Even earlier than Russia’s invasion of Ukraine, the Covid-19 pandemic and crop failures attributable to local weather change had broken international meals safety. The struggle has hit the poorest nations hardest, with acute meals insecurity now affecting 345mn folks, mentioned economists.
“Poor nations with excessive debt that are internet importers of meals, fertiliser and gasoline are in deep trouble,” mentioned Arif Husain, chief economist on the UN World Meals Programme. Except meals and fertiliser flows have been freed up, starvation can be induced not solely by excessive costs, but in addition availability as farmers struggled to supply meals, he warned. As an alternative of suspending the Black Sea grain deal, members wanted to debate extending it when it led to mid-November, he added.
The financial harm wrought by the struggle has been important, particularly for these counting on grains and vegetable oils from Ukraine and Russia. Meals worth inflation has soared to 93 per cent in Turkey, whereas multilateral organisations have introduced emergency measures to assist poor nations.
This month, Lebanon’s parliament authorized a World Financial institution mortgage value $150mn to assist finance its wheat imports. The World Financial institution has additionally introduced emergency packages for Egypt and Tunisia.
In the meantime, the IMF launched a “meals shock window” — a facility for nations hit by the disaster, akin to an emergency import facility for meals purchases proposed by the UN Meals and Agricultural Group this yr. Malawi final month turned the primary nation to enroll, with a $88.3mn settlement underneath the power.
Russia, the world’s largest wheat producer and exporter, is anticipating a file crop this yr. However it’s unclear how a lot will move on to world markets as a result of whereas Russian meals and fertilisers are exempt from western sanctions, some consumers and financing banks have steered away from them.

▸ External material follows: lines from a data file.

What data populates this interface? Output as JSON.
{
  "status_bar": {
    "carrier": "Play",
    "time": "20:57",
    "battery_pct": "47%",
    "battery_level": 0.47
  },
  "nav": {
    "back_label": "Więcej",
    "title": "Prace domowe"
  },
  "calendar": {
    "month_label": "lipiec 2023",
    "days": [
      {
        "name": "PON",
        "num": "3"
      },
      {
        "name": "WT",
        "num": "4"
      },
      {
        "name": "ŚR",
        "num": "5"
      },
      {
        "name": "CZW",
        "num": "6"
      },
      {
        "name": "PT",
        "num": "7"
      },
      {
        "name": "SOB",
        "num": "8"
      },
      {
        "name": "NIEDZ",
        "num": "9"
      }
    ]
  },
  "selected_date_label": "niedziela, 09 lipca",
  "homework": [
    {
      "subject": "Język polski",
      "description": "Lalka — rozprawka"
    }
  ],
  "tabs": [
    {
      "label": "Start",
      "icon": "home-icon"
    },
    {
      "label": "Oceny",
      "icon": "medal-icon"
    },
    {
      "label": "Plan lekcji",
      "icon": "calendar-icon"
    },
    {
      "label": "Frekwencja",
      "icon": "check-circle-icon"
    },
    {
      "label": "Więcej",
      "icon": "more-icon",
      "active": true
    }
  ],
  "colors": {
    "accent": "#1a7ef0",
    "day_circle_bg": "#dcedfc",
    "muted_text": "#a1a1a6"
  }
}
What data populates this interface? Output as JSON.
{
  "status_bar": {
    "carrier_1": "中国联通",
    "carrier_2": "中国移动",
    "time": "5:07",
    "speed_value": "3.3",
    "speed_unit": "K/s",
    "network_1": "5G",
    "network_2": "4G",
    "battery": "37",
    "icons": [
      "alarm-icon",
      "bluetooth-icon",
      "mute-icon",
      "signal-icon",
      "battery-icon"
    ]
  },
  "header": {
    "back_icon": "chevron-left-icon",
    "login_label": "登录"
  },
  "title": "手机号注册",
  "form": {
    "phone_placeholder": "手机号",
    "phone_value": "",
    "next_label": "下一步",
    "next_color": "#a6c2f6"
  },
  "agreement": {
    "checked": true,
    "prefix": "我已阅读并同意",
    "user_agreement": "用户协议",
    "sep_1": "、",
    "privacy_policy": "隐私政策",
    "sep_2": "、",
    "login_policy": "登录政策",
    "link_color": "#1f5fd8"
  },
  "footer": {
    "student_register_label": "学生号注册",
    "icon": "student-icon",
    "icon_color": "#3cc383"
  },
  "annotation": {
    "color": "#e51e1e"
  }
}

Russia has mentioned it is able to provide 500,000 tonnes of grain on to poor nations. On Monday evening Lebanon’s public works minister Ali Hamieh tweeted that Russia would donate 25,000 tonnes of wheat to the nation.
Dropping the protection internet of Ukraine’s exports is worrying, mentioned Laborde: “We’re in a really sophisticated state of affairs. We want a buffer and to get that [we need] to get Ukraine again into the market. We don’t have a security margin.”
Even underneath the Black Sea deal, Ukraine’s grain exports have been nonetheless about half their prewar stage. Earlier than Russia’s full-scale invasion, many of the nation’s exports have been shipped by way of the waterway, and whereas it has tried to extend the quantity of grain transported by way of canals to Romania’s Black Coastline and onward, and by prepare to the remainder of Europe, the capability will increase have been restricted.
Failure to resurrect the deal will hit Ukraine’s farmers and their revenues, hampering their capacity to supply subsequent yr’s crops. This implies “we will probably be carrying the issue into 2023 and 2024”, warned Josef Schmidhuber, deputy director on the FAO’s commerce and markets division.
Again in Beirut, Fares has began getting ready for the worst: “I’m apprehensive we’re going to return to these lengthy traces we noticed this summer time,” the baker mentioned, recalling that he needed to arrange metallic boundaries to regulate agitated crowds. “It was terrible having to show so many hungry folks away.”